Korean Technology Helps Visualize Glory of Angkor Wat

The glory that was Angkor Wat has been restored to 3D digital life with the help of Korean technology. The digital recreation company CG WAVE and a research institute at Dongguk University dedicated to Buddhist electronic content have completed a one-year project to recreate the Khmer temple in western Cambodia at a cost of some W500 million (US$1=W930). Wars, colonial rule and the passage of time left many parts of the temple in ruins, and restoration work is continuous all over the vast complex. “Digital Angkor Wat” offers a glimpse of the temple in its original form.
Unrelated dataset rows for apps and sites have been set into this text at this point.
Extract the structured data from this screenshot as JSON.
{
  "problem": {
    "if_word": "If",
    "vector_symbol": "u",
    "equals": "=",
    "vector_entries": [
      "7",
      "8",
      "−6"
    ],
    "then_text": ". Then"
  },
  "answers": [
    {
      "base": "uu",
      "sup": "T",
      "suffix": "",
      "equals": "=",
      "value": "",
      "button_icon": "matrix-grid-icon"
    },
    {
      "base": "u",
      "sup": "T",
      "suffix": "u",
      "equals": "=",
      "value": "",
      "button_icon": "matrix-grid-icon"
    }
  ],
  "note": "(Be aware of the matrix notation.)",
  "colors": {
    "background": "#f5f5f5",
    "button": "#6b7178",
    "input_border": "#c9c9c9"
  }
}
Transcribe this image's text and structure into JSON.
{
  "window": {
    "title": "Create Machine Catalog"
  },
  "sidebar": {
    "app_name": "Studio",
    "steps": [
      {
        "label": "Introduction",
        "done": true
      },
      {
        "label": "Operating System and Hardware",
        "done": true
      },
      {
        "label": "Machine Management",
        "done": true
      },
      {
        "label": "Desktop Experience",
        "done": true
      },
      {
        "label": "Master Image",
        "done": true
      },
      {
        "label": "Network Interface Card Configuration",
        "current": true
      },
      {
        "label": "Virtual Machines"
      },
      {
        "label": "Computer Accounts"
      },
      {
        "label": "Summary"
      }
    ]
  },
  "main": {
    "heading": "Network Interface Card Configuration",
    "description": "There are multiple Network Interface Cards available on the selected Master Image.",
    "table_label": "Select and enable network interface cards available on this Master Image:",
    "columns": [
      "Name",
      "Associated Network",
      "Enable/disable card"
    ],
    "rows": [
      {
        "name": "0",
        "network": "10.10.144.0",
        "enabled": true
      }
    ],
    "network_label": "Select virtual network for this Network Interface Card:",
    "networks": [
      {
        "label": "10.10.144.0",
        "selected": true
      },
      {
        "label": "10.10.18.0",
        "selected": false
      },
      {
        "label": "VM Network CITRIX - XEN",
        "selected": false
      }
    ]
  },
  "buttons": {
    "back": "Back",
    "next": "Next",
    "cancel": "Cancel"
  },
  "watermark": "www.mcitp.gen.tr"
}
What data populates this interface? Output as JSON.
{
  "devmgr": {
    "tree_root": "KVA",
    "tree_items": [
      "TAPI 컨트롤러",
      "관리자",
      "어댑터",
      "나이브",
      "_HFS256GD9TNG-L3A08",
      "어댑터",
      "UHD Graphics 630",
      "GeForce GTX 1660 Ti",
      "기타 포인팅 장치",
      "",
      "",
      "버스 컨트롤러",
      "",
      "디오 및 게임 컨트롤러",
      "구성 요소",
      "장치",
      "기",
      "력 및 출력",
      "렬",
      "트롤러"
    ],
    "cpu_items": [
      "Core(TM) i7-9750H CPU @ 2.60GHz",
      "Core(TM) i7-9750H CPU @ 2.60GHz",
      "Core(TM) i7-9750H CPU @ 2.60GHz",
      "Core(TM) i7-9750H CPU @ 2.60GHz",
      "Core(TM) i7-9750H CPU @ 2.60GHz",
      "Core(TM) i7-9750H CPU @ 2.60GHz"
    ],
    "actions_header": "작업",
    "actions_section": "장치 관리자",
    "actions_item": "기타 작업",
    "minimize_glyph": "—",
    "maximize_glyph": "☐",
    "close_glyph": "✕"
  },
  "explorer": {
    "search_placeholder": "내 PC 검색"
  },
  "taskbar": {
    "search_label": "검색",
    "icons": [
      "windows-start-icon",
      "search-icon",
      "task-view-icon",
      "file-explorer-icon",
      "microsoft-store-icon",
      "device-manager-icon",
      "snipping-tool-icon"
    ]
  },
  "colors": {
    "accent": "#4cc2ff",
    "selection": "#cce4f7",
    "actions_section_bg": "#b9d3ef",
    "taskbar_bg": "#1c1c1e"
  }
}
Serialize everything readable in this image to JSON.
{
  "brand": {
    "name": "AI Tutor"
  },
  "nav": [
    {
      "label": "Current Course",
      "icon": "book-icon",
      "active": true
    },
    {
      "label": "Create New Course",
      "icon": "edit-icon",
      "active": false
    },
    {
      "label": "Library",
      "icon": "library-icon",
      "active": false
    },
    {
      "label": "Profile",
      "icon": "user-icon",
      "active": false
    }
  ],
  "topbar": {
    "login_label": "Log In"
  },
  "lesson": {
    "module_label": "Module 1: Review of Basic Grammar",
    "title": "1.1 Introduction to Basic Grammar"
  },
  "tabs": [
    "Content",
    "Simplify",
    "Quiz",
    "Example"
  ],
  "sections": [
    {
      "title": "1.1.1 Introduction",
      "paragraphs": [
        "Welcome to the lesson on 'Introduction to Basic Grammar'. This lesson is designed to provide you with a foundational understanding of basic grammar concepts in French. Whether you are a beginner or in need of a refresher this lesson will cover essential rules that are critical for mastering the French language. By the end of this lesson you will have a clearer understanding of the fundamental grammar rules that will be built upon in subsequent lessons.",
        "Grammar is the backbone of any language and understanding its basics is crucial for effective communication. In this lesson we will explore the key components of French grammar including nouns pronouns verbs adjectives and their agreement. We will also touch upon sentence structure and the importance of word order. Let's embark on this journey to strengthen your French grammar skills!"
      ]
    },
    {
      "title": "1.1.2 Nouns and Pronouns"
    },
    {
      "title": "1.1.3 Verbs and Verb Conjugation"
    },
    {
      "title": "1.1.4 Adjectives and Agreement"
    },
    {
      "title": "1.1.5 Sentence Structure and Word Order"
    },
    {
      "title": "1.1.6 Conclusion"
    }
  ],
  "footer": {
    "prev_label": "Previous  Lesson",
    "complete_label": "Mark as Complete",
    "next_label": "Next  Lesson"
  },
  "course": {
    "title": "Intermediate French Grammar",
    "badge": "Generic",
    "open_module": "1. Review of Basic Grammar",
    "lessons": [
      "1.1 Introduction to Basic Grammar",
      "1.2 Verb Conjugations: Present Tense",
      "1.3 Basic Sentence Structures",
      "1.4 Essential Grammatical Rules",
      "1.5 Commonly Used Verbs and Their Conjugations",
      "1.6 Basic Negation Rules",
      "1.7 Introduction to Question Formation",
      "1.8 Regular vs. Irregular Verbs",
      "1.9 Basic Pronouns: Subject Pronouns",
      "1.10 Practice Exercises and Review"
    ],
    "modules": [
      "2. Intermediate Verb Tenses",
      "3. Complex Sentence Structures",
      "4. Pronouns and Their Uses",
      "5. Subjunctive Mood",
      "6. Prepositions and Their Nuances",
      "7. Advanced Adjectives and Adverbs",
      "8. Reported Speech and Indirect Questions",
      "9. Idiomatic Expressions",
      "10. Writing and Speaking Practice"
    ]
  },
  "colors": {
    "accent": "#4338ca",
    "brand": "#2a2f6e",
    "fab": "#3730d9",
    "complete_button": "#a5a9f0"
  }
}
Some 30,000 photos were used for the complete virtual restoration. “This is the first time we have used our technology to digitally restore a cultural asset of another nation,” says the leader of CG WAVE’s Angkor Wat team, senior researcher at Korea Advanced Institute of Sciences and Technology (KAIST) Park Jin-ho. “Using the maximum amount of information accessible these days as our foundation, we resurrected a lost cultural legacy and preserved it through video imaging.”